**TASK STATEMENT**. Below are the records; count how many of their lines hold the string "昆明植物所" and give the number alone.

**Component data from apps and pages**.
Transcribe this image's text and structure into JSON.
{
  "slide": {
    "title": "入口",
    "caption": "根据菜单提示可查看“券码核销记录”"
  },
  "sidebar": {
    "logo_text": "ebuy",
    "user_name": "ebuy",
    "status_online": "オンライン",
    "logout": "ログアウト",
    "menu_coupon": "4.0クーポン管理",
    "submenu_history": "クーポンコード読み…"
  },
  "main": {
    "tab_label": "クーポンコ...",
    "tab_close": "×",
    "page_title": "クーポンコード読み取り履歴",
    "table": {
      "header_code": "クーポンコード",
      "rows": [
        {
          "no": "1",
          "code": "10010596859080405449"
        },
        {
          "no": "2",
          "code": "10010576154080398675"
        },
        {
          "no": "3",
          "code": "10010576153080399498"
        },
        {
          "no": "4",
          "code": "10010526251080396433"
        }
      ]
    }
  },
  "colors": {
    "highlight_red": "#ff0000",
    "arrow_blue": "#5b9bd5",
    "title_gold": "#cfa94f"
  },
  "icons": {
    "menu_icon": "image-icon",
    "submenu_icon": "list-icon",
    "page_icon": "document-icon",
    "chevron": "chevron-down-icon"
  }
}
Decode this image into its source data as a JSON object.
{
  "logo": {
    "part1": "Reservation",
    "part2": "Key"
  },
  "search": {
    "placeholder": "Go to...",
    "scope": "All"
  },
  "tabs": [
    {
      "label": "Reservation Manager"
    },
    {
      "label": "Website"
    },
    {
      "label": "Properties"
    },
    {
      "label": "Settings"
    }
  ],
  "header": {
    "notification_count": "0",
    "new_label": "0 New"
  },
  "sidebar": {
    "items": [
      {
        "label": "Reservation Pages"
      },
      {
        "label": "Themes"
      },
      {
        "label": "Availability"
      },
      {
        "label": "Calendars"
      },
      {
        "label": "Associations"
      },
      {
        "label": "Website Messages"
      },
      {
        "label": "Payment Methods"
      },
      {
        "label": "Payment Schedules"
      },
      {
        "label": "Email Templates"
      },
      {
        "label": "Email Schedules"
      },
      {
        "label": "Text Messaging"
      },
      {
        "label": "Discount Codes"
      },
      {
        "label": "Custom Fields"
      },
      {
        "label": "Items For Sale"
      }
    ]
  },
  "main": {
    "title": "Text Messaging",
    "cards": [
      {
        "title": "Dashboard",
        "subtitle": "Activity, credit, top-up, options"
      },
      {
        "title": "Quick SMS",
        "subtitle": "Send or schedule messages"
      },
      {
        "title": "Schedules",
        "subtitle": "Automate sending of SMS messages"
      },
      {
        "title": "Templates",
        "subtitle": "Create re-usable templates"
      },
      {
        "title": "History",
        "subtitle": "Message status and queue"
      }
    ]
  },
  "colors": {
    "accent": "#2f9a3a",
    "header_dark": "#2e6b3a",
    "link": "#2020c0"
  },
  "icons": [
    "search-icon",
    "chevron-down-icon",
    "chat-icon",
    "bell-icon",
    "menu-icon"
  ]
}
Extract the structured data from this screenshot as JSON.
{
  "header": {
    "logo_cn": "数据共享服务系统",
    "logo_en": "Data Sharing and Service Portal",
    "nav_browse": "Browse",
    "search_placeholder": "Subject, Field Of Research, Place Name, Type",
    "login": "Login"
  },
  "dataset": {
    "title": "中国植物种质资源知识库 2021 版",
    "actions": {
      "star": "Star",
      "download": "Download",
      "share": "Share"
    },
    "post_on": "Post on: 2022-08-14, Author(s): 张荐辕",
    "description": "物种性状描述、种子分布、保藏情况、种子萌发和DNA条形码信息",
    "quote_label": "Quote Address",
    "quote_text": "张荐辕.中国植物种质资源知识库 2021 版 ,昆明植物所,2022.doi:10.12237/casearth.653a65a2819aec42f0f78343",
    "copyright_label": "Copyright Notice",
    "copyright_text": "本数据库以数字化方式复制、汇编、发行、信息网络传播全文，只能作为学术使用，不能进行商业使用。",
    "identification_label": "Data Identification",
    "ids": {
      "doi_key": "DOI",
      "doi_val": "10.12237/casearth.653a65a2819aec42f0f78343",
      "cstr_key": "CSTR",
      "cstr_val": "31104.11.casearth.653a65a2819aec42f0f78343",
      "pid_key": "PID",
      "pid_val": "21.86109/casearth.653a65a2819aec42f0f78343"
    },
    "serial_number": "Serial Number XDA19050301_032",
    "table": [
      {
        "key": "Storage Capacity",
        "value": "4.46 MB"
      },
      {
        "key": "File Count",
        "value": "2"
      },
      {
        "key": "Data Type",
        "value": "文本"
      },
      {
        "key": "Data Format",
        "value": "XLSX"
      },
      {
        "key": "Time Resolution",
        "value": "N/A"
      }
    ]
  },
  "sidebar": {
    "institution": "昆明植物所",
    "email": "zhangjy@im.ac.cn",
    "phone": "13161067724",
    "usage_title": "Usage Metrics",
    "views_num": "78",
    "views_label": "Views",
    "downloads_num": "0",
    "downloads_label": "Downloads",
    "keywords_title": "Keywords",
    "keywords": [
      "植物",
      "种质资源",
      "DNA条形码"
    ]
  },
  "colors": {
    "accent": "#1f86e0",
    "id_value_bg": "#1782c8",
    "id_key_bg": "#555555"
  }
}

**ANSWER AREA**. 2